TASK REQUIREMENTS:
In the entries below, find every line with the string "Virginia" and copy it.
________
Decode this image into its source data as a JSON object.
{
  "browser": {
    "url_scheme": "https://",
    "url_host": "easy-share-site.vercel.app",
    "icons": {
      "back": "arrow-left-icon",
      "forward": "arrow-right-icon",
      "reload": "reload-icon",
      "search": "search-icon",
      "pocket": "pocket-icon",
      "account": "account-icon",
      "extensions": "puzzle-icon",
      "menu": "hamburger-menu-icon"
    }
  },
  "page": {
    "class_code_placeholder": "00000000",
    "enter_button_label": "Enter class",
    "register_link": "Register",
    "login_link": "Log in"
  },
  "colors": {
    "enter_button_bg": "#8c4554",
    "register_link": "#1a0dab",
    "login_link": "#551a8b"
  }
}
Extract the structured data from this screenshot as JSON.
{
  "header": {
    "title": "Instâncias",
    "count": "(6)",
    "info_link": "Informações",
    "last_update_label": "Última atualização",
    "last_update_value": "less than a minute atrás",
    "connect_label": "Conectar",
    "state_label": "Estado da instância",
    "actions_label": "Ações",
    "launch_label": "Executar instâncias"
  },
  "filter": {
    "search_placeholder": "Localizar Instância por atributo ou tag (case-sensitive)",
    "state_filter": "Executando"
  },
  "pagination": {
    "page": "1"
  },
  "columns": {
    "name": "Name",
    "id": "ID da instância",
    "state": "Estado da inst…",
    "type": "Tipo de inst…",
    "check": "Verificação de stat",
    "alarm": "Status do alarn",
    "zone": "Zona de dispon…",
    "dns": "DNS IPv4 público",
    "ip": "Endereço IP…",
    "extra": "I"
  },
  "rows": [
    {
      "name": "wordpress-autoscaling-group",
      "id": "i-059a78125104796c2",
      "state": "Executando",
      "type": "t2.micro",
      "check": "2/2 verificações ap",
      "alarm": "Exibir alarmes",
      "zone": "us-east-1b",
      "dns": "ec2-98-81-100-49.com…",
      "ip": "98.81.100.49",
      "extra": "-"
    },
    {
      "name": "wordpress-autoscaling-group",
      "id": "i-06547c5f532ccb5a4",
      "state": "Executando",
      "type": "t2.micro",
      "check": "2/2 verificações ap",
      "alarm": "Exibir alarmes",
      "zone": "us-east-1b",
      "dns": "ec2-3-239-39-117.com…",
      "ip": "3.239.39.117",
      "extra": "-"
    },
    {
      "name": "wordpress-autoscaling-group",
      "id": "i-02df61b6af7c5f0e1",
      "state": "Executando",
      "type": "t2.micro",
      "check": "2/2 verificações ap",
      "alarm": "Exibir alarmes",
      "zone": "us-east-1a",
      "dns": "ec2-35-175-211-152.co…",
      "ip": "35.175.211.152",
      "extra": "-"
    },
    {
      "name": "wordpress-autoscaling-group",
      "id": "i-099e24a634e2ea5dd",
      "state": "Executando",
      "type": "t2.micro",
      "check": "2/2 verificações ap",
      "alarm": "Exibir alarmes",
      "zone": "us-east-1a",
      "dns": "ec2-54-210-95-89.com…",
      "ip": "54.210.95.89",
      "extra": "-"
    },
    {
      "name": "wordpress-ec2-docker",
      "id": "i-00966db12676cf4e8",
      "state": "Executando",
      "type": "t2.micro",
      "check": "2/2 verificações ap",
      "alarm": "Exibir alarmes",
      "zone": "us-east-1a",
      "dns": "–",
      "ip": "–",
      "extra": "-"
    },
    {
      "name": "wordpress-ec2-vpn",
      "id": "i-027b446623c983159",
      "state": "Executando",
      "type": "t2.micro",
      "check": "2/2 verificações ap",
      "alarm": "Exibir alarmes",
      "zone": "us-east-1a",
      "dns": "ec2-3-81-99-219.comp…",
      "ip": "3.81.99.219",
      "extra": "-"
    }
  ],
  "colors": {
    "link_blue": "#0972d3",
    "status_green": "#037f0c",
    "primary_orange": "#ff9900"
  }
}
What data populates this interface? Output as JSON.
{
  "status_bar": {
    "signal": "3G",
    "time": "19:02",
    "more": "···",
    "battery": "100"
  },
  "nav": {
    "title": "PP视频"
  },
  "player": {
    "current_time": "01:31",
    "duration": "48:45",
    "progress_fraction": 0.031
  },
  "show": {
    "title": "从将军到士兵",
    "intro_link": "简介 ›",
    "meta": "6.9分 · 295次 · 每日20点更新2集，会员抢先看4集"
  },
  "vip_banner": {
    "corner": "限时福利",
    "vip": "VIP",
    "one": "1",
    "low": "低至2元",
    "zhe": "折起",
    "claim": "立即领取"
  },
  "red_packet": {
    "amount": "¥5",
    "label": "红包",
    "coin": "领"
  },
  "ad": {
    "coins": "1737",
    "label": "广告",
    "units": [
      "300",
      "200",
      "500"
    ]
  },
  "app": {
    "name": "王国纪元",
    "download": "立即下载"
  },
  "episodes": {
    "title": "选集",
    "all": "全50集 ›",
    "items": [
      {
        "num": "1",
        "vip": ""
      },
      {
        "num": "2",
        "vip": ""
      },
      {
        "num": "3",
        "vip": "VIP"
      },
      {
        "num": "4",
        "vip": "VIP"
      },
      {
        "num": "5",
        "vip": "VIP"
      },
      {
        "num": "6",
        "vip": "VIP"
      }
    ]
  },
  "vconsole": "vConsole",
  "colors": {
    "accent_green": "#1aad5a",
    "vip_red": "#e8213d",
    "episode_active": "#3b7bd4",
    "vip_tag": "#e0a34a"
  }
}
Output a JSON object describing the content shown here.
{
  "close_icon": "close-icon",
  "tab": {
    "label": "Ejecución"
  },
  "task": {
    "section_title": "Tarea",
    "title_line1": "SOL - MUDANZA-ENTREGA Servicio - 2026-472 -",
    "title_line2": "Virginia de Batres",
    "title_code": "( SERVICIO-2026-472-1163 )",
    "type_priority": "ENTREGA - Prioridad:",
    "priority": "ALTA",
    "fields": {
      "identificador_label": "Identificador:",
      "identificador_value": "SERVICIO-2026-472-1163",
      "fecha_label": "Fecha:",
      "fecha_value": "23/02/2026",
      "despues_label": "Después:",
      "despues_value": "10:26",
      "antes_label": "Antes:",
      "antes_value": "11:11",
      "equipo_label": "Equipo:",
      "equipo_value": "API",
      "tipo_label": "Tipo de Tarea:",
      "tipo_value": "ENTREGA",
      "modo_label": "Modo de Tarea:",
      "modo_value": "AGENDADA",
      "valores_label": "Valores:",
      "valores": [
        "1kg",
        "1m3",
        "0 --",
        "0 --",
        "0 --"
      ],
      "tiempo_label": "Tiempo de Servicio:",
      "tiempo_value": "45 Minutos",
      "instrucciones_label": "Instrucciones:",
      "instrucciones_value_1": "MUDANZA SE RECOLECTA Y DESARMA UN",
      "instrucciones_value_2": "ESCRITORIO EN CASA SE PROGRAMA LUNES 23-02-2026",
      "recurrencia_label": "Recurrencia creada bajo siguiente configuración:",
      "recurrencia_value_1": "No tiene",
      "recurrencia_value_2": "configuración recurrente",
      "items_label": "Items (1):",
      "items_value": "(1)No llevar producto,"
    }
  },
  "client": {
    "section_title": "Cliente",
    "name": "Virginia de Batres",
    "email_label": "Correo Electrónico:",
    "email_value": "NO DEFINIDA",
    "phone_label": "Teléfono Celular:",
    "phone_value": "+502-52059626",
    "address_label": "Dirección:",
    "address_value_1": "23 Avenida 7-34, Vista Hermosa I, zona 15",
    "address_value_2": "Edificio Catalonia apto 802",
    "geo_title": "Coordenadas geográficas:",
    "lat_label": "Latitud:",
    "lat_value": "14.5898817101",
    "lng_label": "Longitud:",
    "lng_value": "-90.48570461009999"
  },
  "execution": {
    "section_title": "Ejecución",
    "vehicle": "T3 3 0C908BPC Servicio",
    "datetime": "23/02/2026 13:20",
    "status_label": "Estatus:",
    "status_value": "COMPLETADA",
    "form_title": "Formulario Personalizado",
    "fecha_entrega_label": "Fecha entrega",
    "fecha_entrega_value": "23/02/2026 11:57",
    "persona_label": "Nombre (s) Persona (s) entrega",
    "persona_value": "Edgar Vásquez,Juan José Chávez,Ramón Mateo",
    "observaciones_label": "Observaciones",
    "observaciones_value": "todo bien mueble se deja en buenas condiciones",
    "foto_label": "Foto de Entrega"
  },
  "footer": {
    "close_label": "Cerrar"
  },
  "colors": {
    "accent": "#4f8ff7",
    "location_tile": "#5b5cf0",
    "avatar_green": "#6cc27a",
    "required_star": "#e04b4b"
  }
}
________
ANSWER:
    "title_line2": "Virginia de Batres",
    "name": "Virginia de Batres",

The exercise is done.